▶ _WHAT IS EXPECTED_
Your task is to find every line of the listing that includes "right" and copy it.

▶ _DATA EXTRACTS_
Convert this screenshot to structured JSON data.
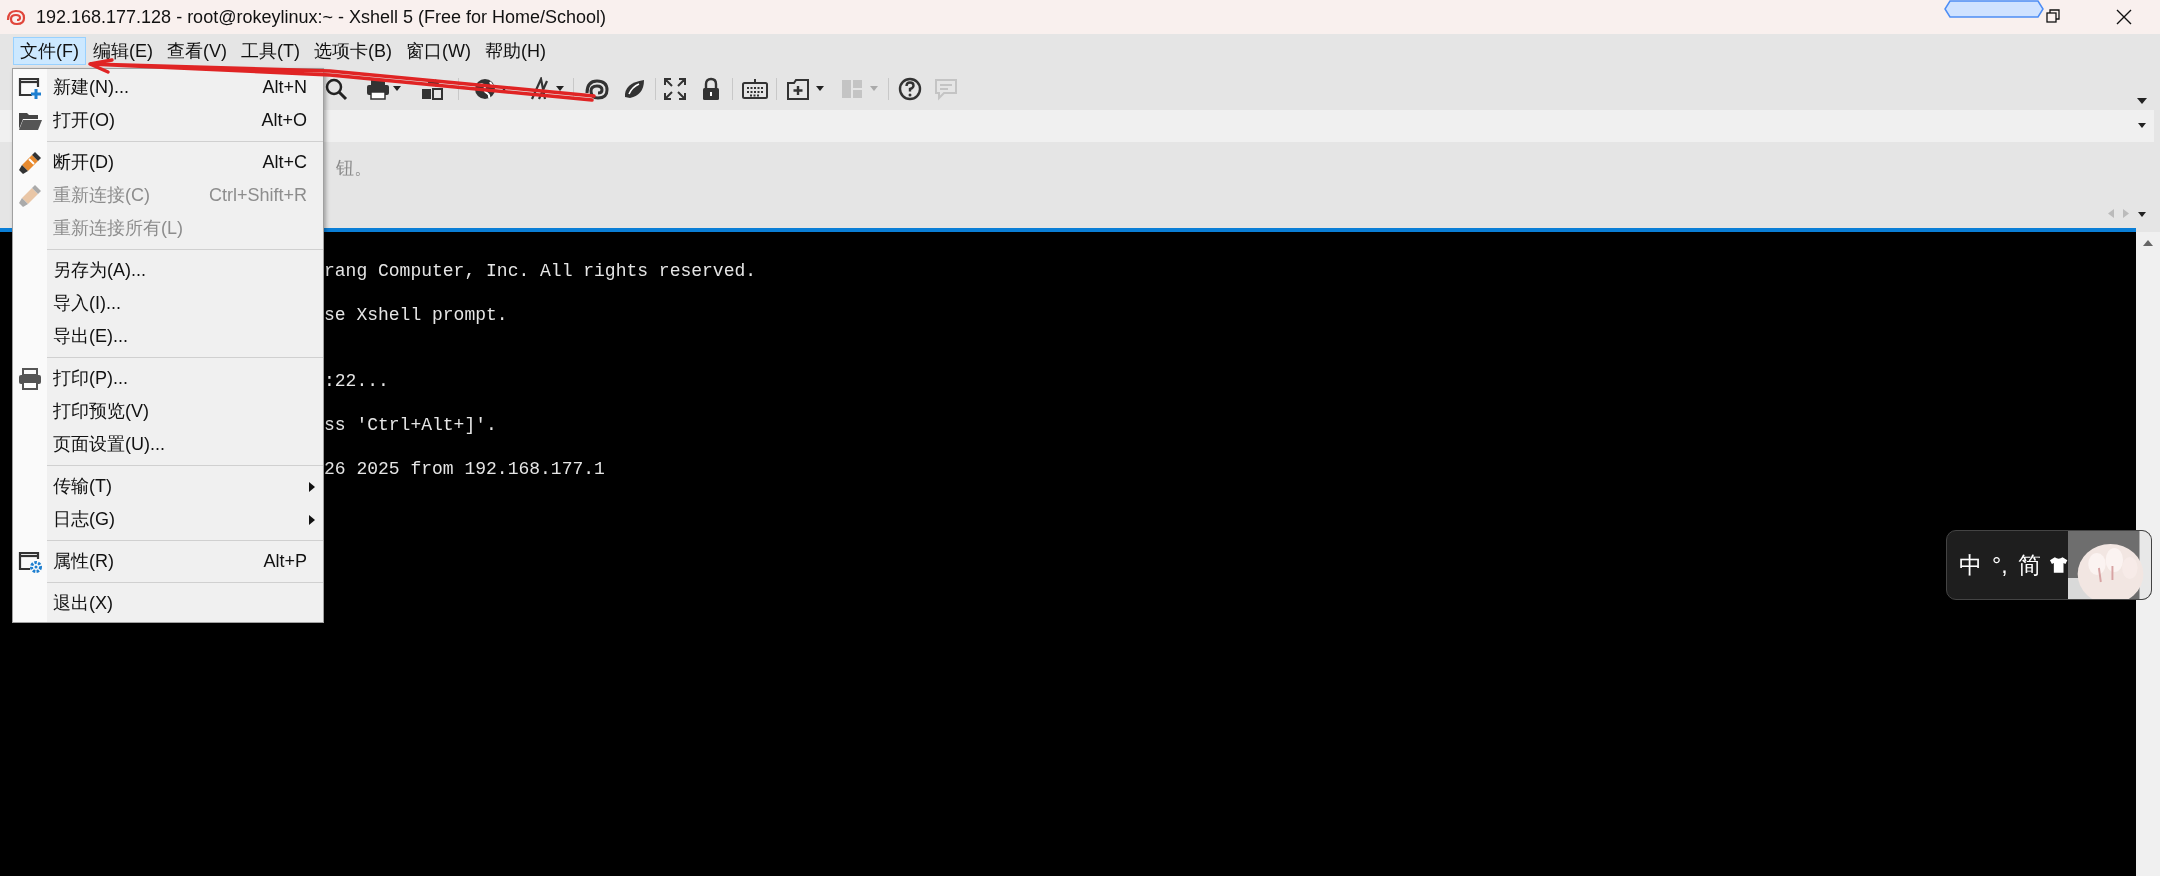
{
  "window": {
    "title": "192.168.177.128 - root@rokeylinux:~ - Xshell 5 (Free for Home/School)"
  },
  "menu_bar": [
    {
      "label": "文件(F)",
      "selected": true
    },
    {
      "label": "编辑(E)",
      "selected": false
    },
    {
      "label": "查看(V)",
      "selected": false
    },
    {
      "label": "工具(T)",
      "selected": false
    },
    {
      "label": "选项卡(B)",
      "selected": false
    },
    {
      "label": "窗口(W)",
      "selected": false
    },
    {
      "label": "帮助(H)",
      "selected": false
    }
  ],
  "file_menu": [
    {
      "kind": "item",
      "label": "新建(N)...",
      "shortcut": "Alt+N",
      "disabled": false
    },
    {
      "kind": "item",
      "label": "打开(O)",
      "shortcut": "Alt+O",
      "disabled": false
    },
    {
      "kind": "separator"
    },
    {
      "kind": "item",
      "label": "断开(D)",
      "shortcut": "Alt+C",
      "disabled": false
    },
    {
      "kind": "item",
      "label": "重新连接(C)",
      "shortcut": "Ctrl+Shift+R",
      "disabled": true
    },
    {
      "kind": "item",
      "label": "重新连接所有(L)",
      "disabled": true
    },
    {
      "kind": "separator"
    },
    {
      "kind": "item",
      "label": "另存为(A)...",
      "disabled": false
    },
    {
      "kind": "item",
      "label": "导入(I)...",
      "disabled": false
    },
    {
      "kind": "item",
      "label": "导出(E)...",
      "disabled": false
    },
    {
      "kind": "separator"
    },
    {
      "kind": "item",
      "label": "打印(P)...",
      "disabled": false
    },
    {
      "kind": "item",
      "label": "打印预览(V)",
      "disabled": false
    },
    {
      "kind": "item",
      "label": "页面设置(U)...",
      "disabled": false
    },
    {
      "kind": "separator"
    },
    {
      "kind": "submenu",
      "label": "传输(T)",
      "disabled": false
    },
    {
      "kind": "submenu",
      "label": "日志(G)",
      "disabled": false
    },
    {
      "kind": "separator"
    },
    {
      "kind": "item",
      "label": "属性(R)",
      "shortcut": "Alt+P",
      "disabled": false
    },
    {
      "kind": "separator"
    },
    {
      "kind": "item",
      "label": "退出(X)",
      "disabled": false
    }
  ],
  "hint_bar": {
    "text": "钮。"
  },
  "terminal": {
    "lines": [
      {
        "kind": "blank"
      },
      {
        "kind": "text",
        "right": "rang Computer, Inc. All rights reserved."
      },
      {
        "kind": "blank"
      },
      {
        "kind": "text",
        "right": "se Xshell prompt."
      },
      {
        "kind": "blank"
      },
      {
        "kind": "blank"
      },
      {
        "kind": "text",
        "right": ":22..."
      },
      {
        "kind": "blank"
      },
      {
        "kind": "text",
        "right": "ss 'Ctrl+Alt+]'."
      },
      {
        "kind": "blank"
      },
      {
        "kind": "text",
        "right": "26 2025 from 192.168.177.1"
      }
    ]
  },
  "ime_bar": {
    "items": [
      "中",
      "°,",
      "简"
    ]
  }
}
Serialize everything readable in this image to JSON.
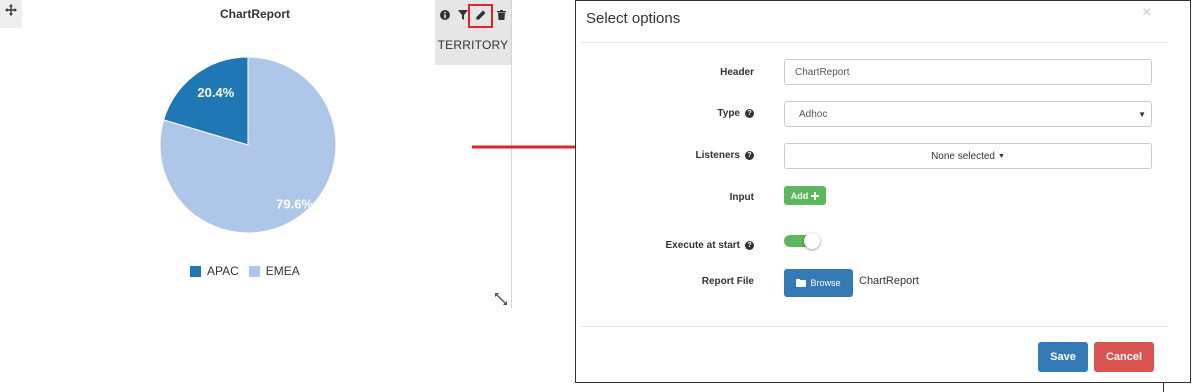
{
  "widget": {
    "title": "ChartReport",
    "territory_label": "TERRITORY",
    "tool_icons": [
      "info-icon",
      "filter-icon",
      "pencil-icon",
      "trash-icon"
    ],
    "highlight_color": "#e0242b"
  },
  "chart_data": {
    "type": "pie",
    "categories": [
      "APAC",
      "EMEA"
    ],
    "values": [
      20.4,
      79.6
    ],
    "value_labels": [
      "20.4%",
      "79.6%"
    ],
    "colors": [
      "#1f77b4",
      "#aec7e8"
    ],
    "title": "ChartReport",
    "legend_position": "bottom"
  },
  "modal": {
    "title": "Select options",
    "close_label": "×",
    "fields": {
      "header_label": "Header",
      "header_value": "ChartReport",
      "type_label": "Type",
      "type_value": "Adhoc",
      "listeners_label": "Listeners",
      "listeners_value": "None selected",
      "input_label": "Input",
      "add_label": "Add",
      "execute_label": "Execute at start",
      "execute_checked": true,
      "report_file_label": "Report File",
      "browse_label": "Browse",
      "report_file_value": "ChartReport"
    },
    "save_label": "Save",
    "cancel_label": "Cancel",
    "colors": {
      "primary": "#337ab7",
      "success": "#5cb85c",
      "danger": "#d9534f"
    }
  }
}
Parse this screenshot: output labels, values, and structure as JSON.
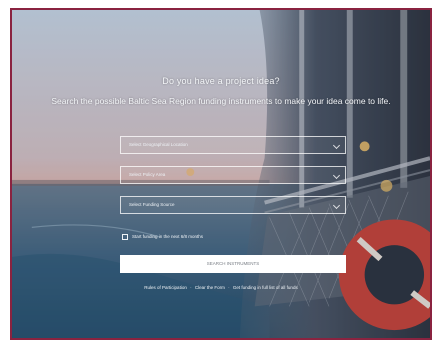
{
  "hero": {
    "headline": "Do you have a project idea?",
    "subline": "Search the possible Baltic Sea Region funding instruments to make your idea come to life."
  },
  "form": {
    "fields": [
      {
        "label": "Select Geographical Location"
      },
      {
        "label": "Select Policy Area"
      },
      {
        "label": "Select Funding Source"
      }
    ],
    "checkbox_label": "Start funding in the next 6/8 months",
    "search_button": "SEARCH INSTRUMENTS"
  },
  "footer": {
    "link_1": "Rules of Participation",
    "link_2": "Clear the Form",
    "link_3": "Get funding in full list of all funds"
  },
  "colors": {
    "frame": "#8a2340",
    "sky_top": "#c9d6e6",
    "sky_bottom": "#e8b2a4",
    "sea": "#3a5d78",
    "lifebuoy": "#c7443b"
  }
}
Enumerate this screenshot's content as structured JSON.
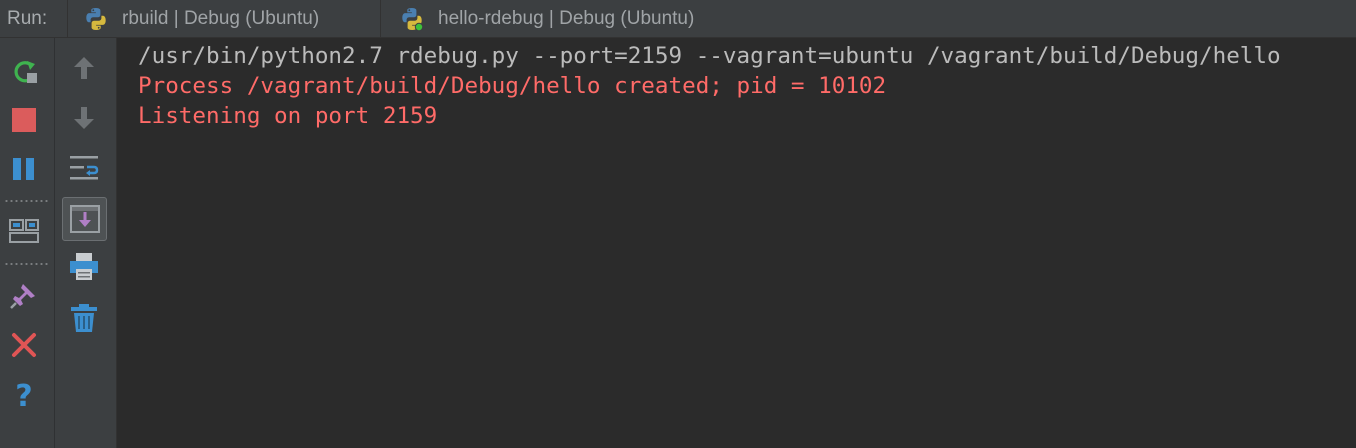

▶ _THE COMPLETED TASK_
        "right": "rang Computer, Inc. All rights reserved."
        "right": "se Xshell prompt."
        "right": ":22..."
        "right": "ss 'Ctrl+Alt+]'."
        "right": "26 2025 from 192.168.177.1"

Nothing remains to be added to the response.